(Website and app data records)
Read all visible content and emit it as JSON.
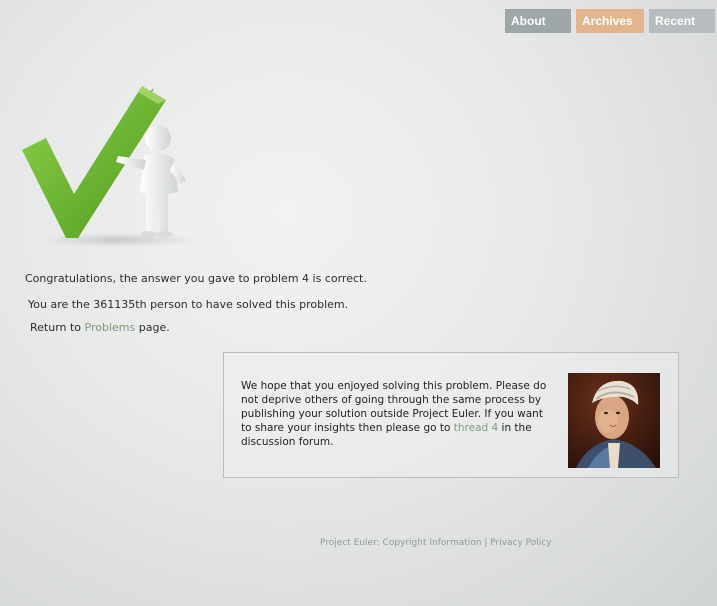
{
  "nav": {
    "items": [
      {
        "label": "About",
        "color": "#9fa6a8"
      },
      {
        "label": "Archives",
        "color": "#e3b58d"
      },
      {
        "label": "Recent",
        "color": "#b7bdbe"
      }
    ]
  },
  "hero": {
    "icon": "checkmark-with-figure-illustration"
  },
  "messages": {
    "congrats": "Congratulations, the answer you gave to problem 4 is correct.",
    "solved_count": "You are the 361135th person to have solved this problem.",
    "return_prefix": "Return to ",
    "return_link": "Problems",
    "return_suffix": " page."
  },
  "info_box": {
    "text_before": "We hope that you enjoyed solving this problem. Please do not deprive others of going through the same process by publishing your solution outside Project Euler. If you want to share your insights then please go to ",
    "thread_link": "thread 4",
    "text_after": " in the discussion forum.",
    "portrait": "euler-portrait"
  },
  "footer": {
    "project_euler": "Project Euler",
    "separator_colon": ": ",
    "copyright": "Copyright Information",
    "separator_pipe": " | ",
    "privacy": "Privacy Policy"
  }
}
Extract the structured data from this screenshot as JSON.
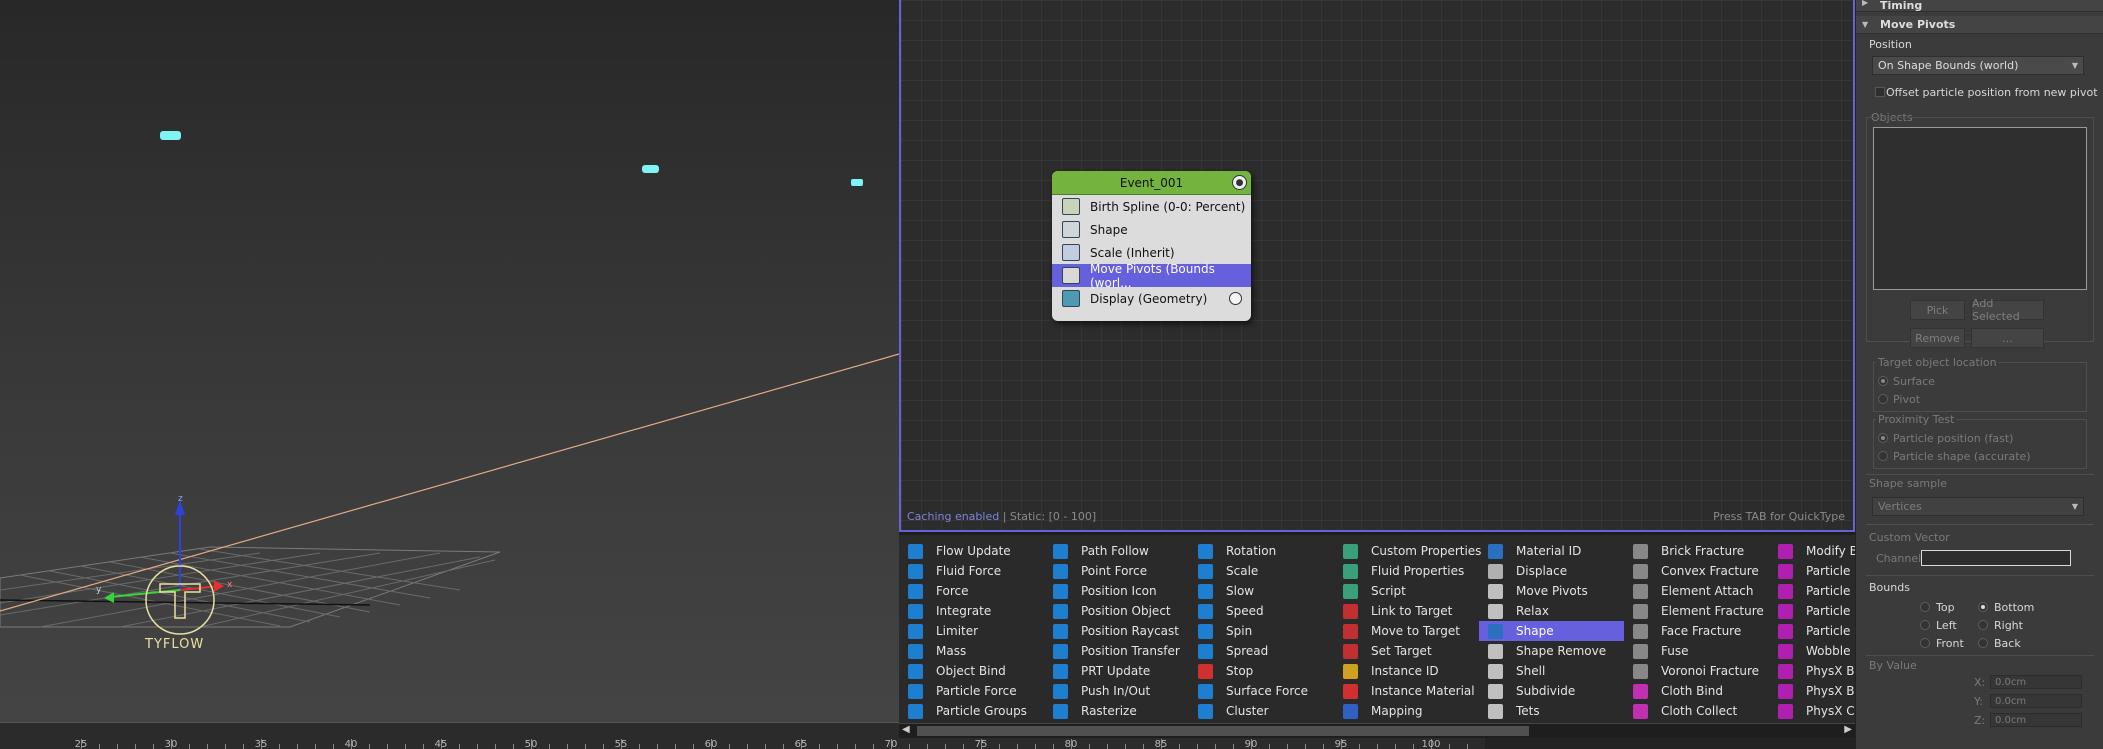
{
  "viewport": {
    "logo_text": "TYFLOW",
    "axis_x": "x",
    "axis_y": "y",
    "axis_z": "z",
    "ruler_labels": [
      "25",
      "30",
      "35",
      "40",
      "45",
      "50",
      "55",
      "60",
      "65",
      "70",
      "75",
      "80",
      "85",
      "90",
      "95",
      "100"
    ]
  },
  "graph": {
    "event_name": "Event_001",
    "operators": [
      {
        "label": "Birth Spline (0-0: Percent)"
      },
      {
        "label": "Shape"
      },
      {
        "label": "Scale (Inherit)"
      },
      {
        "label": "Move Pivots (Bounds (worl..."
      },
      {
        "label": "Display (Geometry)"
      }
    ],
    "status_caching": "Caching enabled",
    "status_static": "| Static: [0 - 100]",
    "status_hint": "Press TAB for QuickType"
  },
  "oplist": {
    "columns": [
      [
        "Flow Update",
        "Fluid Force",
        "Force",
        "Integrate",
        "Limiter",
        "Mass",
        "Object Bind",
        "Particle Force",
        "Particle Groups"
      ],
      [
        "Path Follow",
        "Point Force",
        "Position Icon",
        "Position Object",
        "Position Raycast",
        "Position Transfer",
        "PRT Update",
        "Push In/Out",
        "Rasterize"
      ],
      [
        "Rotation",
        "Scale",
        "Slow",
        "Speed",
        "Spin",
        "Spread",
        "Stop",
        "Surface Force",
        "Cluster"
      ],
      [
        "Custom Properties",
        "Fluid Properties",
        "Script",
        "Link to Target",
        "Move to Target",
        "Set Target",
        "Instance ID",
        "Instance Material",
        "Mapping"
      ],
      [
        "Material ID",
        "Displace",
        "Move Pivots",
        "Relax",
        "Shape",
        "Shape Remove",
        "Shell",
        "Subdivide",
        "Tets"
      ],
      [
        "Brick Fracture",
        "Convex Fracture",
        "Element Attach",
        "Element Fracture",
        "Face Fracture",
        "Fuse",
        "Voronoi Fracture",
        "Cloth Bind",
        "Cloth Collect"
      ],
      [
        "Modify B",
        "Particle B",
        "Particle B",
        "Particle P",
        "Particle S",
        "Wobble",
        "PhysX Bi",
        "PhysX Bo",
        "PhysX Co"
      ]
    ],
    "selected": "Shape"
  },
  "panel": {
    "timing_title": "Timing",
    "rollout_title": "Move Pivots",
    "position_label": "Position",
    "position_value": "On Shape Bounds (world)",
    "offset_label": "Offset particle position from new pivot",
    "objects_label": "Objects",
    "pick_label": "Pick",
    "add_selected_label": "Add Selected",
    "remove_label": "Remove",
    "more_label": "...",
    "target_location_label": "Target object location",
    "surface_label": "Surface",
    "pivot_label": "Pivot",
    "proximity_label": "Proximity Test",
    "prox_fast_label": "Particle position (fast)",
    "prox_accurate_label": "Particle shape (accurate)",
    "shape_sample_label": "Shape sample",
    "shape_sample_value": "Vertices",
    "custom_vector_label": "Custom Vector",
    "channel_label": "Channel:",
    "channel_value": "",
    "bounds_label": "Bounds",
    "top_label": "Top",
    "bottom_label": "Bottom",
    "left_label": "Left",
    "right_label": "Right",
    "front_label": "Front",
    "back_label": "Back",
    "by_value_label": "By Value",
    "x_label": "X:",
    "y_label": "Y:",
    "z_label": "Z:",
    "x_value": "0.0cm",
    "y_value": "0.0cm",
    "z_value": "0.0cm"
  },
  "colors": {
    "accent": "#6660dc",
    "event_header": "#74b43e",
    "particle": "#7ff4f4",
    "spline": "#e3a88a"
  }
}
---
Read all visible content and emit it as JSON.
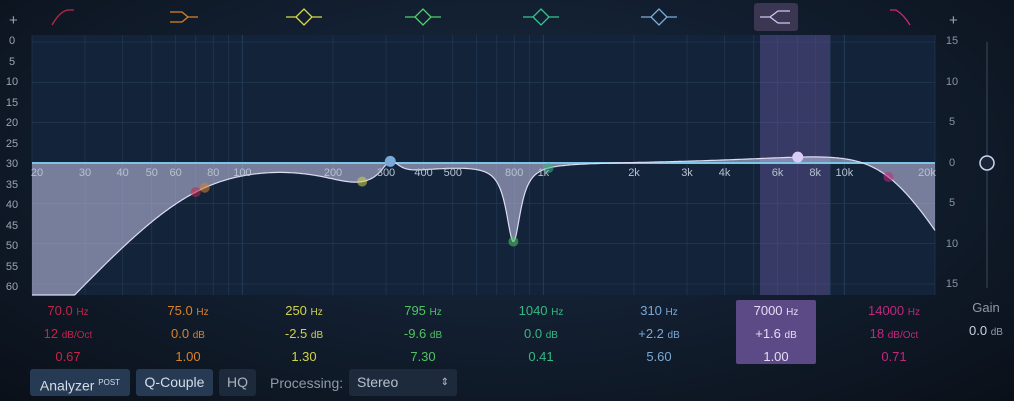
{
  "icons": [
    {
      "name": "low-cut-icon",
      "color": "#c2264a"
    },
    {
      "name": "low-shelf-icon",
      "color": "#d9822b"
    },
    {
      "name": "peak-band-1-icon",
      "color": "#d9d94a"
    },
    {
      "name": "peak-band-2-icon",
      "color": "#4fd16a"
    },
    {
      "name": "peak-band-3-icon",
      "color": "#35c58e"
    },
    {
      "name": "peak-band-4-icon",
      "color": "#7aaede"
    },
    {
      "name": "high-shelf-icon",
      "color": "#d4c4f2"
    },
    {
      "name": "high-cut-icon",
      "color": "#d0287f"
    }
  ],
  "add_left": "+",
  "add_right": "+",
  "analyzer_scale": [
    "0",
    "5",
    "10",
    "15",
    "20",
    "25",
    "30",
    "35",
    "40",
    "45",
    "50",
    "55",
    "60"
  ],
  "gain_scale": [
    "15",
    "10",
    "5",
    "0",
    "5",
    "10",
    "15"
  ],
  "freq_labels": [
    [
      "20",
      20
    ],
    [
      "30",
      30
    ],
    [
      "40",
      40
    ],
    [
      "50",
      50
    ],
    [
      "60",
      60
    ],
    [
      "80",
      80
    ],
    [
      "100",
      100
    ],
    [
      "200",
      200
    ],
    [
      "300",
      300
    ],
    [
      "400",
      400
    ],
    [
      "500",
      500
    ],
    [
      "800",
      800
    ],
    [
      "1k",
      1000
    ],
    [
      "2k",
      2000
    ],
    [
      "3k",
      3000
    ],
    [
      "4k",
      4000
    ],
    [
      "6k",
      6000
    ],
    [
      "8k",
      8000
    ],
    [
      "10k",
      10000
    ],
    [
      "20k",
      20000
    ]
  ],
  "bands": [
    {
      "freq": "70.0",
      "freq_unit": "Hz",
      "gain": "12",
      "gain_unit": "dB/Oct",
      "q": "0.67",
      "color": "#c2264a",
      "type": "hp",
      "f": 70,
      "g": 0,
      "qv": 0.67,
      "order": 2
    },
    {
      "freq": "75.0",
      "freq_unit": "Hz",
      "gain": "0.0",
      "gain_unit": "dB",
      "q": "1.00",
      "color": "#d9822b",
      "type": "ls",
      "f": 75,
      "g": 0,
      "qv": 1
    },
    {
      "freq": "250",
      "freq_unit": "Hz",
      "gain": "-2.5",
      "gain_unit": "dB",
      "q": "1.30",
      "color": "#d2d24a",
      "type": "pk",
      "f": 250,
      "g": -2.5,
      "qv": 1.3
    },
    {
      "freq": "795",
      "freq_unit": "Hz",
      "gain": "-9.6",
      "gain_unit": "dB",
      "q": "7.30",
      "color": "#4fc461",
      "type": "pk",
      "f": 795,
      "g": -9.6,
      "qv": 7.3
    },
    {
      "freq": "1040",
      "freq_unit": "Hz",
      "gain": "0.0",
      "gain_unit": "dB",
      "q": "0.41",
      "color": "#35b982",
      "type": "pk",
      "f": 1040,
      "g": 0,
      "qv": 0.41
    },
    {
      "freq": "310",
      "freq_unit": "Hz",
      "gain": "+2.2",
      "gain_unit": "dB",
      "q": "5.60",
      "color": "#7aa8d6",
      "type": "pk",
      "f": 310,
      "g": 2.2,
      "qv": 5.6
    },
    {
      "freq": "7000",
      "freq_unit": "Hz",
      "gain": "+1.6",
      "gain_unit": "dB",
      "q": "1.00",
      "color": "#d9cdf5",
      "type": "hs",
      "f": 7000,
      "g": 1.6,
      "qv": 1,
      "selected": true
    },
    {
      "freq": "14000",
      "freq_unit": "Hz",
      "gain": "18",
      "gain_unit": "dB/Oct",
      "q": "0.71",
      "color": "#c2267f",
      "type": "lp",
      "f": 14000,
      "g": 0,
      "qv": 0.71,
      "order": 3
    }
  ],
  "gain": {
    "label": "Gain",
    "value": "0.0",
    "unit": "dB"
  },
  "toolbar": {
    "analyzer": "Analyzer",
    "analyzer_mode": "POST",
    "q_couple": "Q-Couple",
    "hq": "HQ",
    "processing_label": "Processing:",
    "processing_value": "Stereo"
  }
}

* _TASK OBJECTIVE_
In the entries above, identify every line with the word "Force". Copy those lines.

* _EXPECTED OUTPUT_
        "Fluid Force",
        "Force",
        "Particle Force",
        "Point Force",
        "Surface Force",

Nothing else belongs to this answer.